### WHAT IS EXPECTED
Copy out each line featuring the string "plus" from the entries beneath.

### MATERIAL PROVIDED

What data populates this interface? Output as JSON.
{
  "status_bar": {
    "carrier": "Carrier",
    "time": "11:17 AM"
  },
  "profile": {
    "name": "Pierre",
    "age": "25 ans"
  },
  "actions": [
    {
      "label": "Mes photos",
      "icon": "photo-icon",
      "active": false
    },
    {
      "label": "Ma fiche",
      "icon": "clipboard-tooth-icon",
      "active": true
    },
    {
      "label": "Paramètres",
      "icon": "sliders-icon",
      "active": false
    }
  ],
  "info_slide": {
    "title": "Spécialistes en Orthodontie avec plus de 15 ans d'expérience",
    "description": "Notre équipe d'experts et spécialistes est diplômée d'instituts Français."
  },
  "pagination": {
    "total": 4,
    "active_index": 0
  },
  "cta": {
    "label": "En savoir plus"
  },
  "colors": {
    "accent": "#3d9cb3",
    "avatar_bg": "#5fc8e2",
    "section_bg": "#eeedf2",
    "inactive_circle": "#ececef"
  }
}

### RESULT OF THE EXERCISE
    "title": "Spécialistes en Orthodontie avec plus de 15 ans d'expérience",
    "label": "En savoir plus"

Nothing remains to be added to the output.